My Mom knew that I needed a sentinel. She found a chihuahua terrier mixed breed at the shelter in West Virginia. He’s brindle, brown and black, with a tiny white star in the top of his muzzle, quick deep brown eyes, a white spot on his chest and on two of his feet. He immediately jumped up into my elderly grandmother’s lap and would not give up his seat until he was delivered into our home that night they adopted him from the shelter.
When I came home from work and the children met him, he was immediately friendly and protective, and he knew somehow that this was his place, and he would not run away from it. We tossed around names. My eldest daughter is into Anime, among other things. The dog was estimated to be about a year old, give or take. We came upon his name, unanimously, when she and her sister Thea chimed out the name of the rhythm guitarist: “Toki Wartooth”!

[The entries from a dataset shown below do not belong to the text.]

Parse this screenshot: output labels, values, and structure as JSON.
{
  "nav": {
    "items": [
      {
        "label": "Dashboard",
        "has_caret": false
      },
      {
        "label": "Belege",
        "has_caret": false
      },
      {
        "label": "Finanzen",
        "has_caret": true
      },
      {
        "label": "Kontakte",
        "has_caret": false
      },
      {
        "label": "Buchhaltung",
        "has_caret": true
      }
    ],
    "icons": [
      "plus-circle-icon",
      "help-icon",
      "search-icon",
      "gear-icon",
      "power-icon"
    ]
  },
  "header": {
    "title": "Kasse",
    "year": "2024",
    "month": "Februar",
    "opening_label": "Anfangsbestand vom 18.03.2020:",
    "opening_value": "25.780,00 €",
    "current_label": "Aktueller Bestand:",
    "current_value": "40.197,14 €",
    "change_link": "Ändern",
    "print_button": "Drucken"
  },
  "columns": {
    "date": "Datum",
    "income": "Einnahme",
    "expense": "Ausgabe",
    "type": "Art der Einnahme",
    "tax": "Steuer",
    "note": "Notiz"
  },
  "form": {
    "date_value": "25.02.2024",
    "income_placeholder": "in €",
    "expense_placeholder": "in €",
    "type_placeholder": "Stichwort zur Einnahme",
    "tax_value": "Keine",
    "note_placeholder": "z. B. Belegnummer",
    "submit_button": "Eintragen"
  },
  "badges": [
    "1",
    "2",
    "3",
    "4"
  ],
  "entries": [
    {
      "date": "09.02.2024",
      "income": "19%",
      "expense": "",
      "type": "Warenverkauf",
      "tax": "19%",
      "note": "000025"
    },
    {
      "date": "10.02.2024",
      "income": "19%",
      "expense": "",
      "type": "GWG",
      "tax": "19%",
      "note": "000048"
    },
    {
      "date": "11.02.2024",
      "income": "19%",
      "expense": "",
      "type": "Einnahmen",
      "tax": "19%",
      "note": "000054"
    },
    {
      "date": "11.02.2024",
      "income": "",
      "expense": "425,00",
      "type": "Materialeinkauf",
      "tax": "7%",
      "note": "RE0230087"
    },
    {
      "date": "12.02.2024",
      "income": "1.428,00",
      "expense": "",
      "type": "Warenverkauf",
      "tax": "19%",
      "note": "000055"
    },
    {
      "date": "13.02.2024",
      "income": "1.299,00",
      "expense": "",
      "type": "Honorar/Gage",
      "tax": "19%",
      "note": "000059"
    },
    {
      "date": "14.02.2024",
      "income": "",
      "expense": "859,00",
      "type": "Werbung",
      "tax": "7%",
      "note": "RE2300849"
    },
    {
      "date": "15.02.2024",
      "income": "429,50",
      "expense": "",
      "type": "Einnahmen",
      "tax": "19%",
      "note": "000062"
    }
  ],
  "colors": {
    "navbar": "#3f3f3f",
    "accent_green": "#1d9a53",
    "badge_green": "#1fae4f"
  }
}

Toki. We still have him, two years later. He is an expert escape artist. He’s lightning fast and has never come home with any kind of damage from a skirmish with any other animal. His shots are up to date. He is healthy, sleek, hearty and hale. He could be called Houdini. He escapes on a regular basis, is willful, headstrong, and he knows how to survive. He explores and scouts and has fierce energy that can only be burned in these spurts of exercise. I learned long ago that I cannot chase him. He always came back unharmed at the old house, and he comes back unharmed when he escapes from our new house. I have a padded harness for him, I walk him around the property. He is our sentinel and alarm, but does not bark incessantly the way a lot of smaller breeds do. He only barks at animals that come too close to the house, at strangers, or at danger. He has an uncanny ability to tell friend from foe. He is our mighty Toki Wartooth, 12 pounds of lean muscle. A scrappy survivor, affectionate companion, intelligent and at 3 years old, in his prime.